Exercise instructions
Go through the entries below. Copy each line in which "screenshot" appears.

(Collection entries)
'''
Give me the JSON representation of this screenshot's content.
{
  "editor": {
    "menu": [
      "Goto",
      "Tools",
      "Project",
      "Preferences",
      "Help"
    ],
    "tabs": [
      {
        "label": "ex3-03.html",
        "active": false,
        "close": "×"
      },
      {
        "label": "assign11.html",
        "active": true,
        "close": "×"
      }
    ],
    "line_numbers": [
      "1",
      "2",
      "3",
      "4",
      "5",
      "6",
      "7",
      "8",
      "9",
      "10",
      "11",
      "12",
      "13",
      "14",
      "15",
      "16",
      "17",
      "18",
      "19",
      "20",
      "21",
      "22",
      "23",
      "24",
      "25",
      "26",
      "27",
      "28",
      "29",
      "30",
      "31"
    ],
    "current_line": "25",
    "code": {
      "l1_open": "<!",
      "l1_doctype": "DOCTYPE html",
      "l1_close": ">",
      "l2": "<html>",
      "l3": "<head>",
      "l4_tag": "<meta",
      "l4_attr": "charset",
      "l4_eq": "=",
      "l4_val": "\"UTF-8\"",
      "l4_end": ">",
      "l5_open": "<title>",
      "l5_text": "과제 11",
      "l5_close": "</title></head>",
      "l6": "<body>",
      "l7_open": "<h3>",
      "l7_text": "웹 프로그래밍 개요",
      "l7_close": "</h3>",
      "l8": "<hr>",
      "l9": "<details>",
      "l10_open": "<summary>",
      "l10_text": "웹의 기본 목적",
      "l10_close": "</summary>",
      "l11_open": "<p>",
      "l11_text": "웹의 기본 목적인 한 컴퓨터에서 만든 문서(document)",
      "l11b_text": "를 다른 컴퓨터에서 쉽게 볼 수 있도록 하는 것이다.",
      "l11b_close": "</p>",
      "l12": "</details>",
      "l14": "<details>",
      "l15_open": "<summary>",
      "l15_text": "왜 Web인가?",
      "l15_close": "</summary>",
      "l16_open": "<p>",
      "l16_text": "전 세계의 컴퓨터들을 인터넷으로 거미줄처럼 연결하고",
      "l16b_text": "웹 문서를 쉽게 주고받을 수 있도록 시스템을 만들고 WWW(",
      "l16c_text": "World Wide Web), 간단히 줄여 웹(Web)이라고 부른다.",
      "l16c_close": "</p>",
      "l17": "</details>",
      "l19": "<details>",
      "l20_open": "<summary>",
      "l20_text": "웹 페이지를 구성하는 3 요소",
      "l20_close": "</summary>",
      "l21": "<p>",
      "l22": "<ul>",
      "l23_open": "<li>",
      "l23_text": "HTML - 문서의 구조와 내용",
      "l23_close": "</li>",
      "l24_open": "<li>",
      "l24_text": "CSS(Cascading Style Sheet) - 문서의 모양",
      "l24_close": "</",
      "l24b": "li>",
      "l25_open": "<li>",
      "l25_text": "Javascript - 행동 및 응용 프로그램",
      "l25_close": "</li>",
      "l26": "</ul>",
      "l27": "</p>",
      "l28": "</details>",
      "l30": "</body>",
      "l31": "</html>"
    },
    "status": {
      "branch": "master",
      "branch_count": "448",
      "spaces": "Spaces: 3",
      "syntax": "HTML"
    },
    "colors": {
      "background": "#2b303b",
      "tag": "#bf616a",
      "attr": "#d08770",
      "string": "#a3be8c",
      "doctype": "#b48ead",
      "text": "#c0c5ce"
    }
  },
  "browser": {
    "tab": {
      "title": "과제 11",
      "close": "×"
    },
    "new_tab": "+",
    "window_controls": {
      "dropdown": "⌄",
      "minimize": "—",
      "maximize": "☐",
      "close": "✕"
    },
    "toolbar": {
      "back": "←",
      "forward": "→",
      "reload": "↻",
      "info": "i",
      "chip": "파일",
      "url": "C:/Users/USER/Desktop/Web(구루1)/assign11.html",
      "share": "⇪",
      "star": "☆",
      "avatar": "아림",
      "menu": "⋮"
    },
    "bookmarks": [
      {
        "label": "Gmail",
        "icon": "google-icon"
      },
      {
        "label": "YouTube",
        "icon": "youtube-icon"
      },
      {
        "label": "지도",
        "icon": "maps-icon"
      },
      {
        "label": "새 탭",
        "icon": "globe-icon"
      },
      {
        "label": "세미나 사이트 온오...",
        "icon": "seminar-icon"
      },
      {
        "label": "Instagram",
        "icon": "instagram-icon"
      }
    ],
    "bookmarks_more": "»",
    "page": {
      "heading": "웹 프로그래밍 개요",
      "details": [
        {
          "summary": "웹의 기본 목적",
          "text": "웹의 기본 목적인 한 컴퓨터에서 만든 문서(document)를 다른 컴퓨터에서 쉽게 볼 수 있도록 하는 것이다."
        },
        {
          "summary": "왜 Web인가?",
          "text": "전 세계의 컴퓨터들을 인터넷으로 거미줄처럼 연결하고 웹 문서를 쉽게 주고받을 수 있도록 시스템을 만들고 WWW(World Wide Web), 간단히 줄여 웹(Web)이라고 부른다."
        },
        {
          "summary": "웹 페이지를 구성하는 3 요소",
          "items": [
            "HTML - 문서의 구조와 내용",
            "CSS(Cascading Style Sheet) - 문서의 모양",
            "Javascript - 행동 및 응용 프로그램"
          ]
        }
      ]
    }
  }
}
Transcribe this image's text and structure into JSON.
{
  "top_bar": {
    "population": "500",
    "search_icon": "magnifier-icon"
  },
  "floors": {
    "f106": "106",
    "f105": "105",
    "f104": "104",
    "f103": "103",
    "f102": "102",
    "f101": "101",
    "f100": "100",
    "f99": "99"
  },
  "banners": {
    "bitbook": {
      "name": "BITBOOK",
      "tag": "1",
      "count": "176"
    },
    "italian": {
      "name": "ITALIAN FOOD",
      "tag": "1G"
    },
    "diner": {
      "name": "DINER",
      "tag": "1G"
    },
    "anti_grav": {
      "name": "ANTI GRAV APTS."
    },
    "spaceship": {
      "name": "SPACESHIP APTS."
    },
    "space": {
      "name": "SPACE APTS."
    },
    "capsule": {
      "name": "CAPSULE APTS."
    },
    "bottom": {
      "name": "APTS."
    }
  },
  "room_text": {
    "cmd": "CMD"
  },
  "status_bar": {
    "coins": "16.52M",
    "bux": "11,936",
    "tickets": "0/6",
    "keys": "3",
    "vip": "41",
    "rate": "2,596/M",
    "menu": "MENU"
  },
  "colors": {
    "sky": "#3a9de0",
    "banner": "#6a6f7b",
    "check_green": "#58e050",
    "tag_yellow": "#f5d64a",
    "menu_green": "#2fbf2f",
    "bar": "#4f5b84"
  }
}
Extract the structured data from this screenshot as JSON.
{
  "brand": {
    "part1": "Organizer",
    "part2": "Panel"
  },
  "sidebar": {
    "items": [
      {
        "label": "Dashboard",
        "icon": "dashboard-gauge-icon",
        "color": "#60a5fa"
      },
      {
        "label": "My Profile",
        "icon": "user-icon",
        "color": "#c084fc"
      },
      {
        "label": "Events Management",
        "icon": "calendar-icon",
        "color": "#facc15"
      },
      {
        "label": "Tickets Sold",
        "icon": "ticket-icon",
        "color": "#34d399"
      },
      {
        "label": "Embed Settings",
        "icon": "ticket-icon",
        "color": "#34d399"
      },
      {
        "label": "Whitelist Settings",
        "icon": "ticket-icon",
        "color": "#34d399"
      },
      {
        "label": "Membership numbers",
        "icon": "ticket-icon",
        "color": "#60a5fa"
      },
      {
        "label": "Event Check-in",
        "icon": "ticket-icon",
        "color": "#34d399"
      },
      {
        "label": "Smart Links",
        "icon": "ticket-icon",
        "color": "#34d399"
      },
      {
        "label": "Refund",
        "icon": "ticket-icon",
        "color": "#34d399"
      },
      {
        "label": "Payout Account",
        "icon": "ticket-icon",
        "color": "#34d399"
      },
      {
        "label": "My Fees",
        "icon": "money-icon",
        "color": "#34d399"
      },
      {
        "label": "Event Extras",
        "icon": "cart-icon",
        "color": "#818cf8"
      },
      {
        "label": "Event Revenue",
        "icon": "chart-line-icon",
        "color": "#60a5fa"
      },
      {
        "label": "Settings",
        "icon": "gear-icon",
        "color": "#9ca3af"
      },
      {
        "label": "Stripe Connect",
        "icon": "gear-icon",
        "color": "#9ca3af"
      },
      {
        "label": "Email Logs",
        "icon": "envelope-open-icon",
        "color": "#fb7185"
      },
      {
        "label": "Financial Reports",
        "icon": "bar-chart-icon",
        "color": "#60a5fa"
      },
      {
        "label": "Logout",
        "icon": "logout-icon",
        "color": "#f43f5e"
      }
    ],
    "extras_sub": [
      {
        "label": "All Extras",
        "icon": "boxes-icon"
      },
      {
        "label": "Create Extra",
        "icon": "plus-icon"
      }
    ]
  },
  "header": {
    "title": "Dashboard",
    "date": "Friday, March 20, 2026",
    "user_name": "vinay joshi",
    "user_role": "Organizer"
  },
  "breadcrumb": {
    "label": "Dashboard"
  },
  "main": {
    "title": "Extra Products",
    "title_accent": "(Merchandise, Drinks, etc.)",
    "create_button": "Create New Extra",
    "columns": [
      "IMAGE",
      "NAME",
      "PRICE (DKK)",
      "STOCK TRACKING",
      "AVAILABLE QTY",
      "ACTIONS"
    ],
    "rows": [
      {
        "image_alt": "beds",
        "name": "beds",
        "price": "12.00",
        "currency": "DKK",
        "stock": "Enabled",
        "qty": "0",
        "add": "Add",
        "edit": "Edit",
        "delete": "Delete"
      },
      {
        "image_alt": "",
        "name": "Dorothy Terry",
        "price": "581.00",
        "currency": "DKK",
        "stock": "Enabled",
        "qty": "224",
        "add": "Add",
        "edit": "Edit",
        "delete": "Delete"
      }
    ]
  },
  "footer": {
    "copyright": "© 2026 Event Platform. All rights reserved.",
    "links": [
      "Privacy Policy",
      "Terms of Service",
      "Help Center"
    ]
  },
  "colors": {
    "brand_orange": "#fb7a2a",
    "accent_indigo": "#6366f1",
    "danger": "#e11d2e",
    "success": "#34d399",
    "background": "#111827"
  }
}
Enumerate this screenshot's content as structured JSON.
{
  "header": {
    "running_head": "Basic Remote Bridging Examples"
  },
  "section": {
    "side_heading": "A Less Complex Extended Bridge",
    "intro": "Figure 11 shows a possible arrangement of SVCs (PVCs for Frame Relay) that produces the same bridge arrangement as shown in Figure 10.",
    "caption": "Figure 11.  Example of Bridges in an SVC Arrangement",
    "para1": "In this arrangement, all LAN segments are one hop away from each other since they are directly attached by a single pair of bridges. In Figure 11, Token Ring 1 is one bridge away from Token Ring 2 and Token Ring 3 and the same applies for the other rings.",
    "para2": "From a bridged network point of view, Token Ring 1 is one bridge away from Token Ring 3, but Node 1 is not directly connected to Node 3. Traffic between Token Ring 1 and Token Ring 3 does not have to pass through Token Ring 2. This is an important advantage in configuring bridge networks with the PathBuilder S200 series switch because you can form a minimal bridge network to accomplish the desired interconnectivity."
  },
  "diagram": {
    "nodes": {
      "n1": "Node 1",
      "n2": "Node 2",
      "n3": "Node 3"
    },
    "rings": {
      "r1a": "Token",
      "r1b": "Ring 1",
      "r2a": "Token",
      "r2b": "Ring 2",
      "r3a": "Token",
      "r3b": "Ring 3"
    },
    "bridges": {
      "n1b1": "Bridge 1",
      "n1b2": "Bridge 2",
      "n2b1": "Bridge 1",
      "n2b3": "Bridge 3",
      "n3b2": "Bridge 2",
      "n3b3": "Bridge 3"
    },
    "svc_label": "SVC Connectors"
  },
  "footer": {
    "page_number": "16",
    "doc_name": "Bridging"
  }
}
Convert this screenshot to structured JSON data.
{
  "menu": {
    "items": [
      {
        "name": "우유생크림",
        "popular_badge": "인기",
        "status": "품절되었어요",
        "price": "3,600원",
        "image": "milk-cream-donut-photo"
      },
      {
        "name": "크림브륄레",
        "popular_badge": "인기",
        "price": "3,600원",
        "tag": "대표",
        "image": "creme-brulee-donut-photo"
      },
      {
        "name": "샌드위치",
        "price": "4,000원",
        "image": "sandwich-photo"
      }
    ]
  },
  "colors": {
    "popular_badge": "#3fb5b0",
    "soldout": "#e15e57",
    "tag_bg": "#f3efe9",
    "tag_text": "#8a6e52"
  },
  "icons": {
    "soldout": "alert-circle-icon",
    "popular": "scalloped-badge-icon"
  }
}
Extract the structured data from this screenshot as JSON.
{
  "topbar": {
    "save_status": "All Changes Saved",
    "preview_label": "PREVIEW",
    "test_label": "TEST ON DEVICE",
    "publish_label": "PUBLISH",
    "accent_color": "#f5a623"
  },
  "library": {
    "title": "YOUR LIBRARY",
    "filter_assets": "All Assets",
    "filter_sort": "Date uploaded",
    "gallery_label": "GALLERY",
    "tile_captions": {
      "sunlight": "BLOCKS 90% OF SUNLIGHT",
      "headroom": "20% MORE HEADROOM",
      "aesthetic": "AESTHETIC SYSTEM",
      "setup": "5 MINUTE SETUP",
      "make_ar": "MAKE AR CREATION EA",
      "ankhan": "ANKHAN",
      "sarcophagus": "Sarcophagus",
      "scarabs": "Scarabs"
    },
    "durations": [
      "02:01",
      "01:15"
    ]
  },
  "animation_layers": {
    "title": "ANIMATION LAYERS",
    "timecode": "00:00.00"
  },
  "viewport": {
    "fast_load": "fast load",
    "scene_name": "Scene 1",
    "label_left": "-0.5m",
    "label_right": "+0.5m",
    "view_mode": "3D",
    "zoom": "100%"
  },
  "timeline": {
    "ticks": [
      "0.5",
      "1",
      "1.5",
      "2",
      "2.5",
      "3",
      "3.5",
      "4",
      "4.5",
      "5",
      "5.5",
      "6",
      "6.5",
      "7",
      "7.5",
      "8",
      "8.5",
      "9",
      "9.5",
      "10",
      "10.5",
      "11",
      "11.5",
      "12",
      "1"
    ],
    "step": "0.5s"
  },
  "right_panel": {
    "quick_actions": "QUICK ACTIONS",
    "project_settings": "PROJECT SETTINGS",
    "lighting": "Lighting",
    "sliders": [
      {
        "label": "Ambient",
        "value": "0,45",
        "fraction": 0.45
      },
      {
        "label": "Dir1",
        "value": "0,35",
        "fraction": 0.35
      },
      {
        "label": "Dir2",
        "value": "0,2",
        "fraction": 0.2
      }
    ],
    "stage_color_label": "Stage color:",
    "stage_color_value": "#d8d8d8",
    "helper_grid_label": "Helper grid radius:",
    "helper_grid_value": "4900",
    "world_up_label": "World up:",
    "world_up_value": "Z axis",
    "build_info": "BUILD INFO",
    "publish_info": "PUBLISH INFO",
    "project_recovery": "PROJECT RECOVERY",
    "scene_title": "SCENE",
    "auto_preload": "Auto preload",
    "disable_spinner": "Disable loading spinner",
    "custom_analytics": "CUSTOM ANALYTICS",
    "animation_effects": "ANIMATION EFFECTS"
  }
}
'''
Solution below
Give me the JSON representation of this screenshot's content.
Extract the structured data from this screenshot as JSON.
Enumerate this screenshot's content as structured JSON.
Convert this screenshot to structured JSON data.
Extract the structured data from this screenshot as JSON.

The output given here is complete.